The Library of Congress’s Chronicling America project has digitized and published 13.5 million pages of US newspapers from 1789 to 1963. Many people use their interface to search and browse images of the pages, but did you know that you can download the text from those pages in just a few steps using their API? This Tool Time session will show you how you can turn your Chronicling America search results into a folder full of text files in just a few minutes. Led by Brandon Locke.
Location: 303 International Center
Come join Dr. Youngjoo Yi, Associate Professor, College of Education and Human Ecology, The Ohio State University, to learn about teaching and researching multimodal literacy in multilingual learning. Note the talk is in the building Urban Planning on Red Cedar Road.

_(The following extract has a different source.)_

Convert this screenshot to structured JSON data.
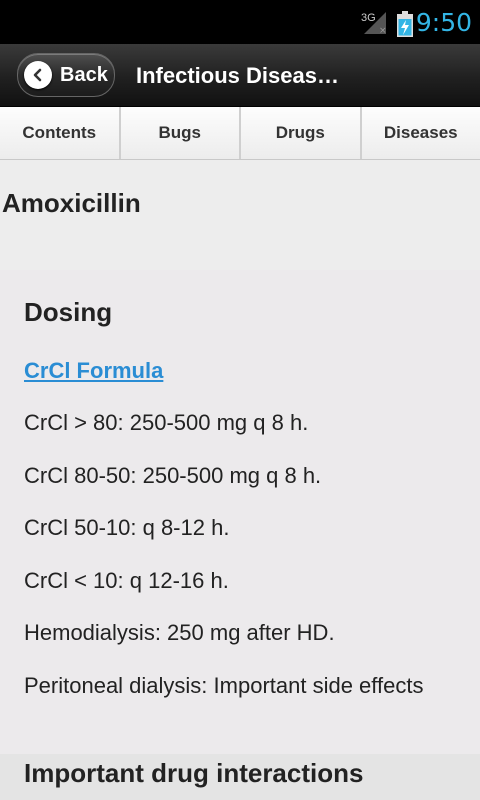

In this talk I’d like to address issues of multimodal literacy practices of language learners and their teachers, especially with respect to theoretical, empirical, methodological, and pedagogical aspects of researching and teaching multimodal literacy. I begin my talk by briefly giving an overview of several major theories that have guided multimodal literacy studies in applied linguistics (e.g., multimodality, social semiotics, and multiliteracies). Then, drawing upon empirical findings, I discuss possibilities and challenges of engaging in multimodal literacy practices in learning and teaching English as an additional language. Finally, I’d like to engage the audience with the multimodal analysis of multimodal texts in order to discuss data analysis of multimodal composing and texts. I end my talk by proposing some future directions for researching and teaching multimodal literacy in multilingual contexts.
Stop by for a short workshop that will introduce you to a simple tool that you can get started using during the workshop. This Tool Time’s focus is on TAGS: The Twitter Archiving google Sheet. Using Google Sheets and a Twitter account, you can start archiving lists of users, hashtags, and search terms. This tool can help facilitate faculty research as well as undergraduate class projects. Led by Kristen Mapes.
In 2018-19, the Department of English will pilot a new program, MUSE: Mentoring Underrepresented Scholars in English, with a special fall workshop for prospective graduate students in English. The inaugural MUSE workshop will be held from November 14-18th, 2018 at Michigan State University, in East Lansing, MI. The Fall 2018 MUSE workshop is directed at prospective English graduate students from underrepresented groups, including students of African American, Latinx and Chicanx, Asian American, Native American, and Indigenous descent. The all-expenses-paid workshop will allow students to learn more about the English Department, visit graduate classes and co-curricular activities (lectures, film screenings, Research Workshops), meet with our graduate faculty and graduate students, and receive individual feedback from the faculty on their application materials for graduate school. Students will also have the opportunity to present their research to faculty. The workshop aims to introduce prospective students to a robust culture of mentoring essential for a rewarding graduate school experience, and a thriving life in academia.
A Comprehensive Exams workshop will be held in the 6th floor conference room on Friday, January 11th from 2-4 pm. This workshop is designed to be helpful for anyone who is currently at any stage of the comps process, so if you’re working on your proposal, making your way through the lists, getting ready for your written exam, or thinking through the oral defense, we’d love to see you! Drs. Figueroa and McCallum have agreed to provide a faculty perspective on the comps process for the first hour of the workshop. They will each present some comments about comps process from the faculty/department perspective, with plenty of time for questions. In the second hour of the workshop, we’ll have three ABD grad students (Rebecca Fussell, Am Kunapulli, and Christine Peffer) who will share their comps experiences before, during, and after the exam. If you have any questions about this workshop, please feel free to email email@example.com.
Grab some coffee and cake and join the discussion as we hear from faculty in the Department of Art, Art History, and Design and a special guest in our new series of Faculty and Student Workshops. Each workshop features a different theme, inviting the audience to peek behind the scenes into the research practice of our faculty. The second slice, titled On Environment, looks at how artists, designers, and scholars research the challenges that human society poses to environment.
In this workshop we will hear from Edgar Cardenas, Zach Kaiser Associate Professor of Graphic Design and Experience Architecture, Kelly Salchow MacArthur Associate Professor of Graphic Design, and Lily Woodruff Associate Professor of Art History, and Visual Culture.
Special guest Edgar Cardenas is currently a Post-Doctoral Fellow for the MSU Center for Interdisciplinarity (C4I), he holds a Ph.D. in Sustainability from Arizona State University and conducts research at the art-science interface. He recently completed an Andrew W. Mellon Research Fellowship at the University of Michigan with the Alliance for the Arts in Research Universities where he focused on approaches for fostering productive artist-scientist collaborations. As a social scientist, he focuses on social creativity and small group dynamics, exploring which processes and mechanisms support creative collaborations. As an interdisciplinary artist, he investigates the ecological, cultural, and technological subtleties of human/environment relationships. He also is a member of the indigenous artist collective, Radio Healer. As a member of the C4I community, he will be leading research on various ways in which art can inform and enhance interdisciplinary research across campus.
For more information about the research backgrounds of AAHD Faculty, please click here.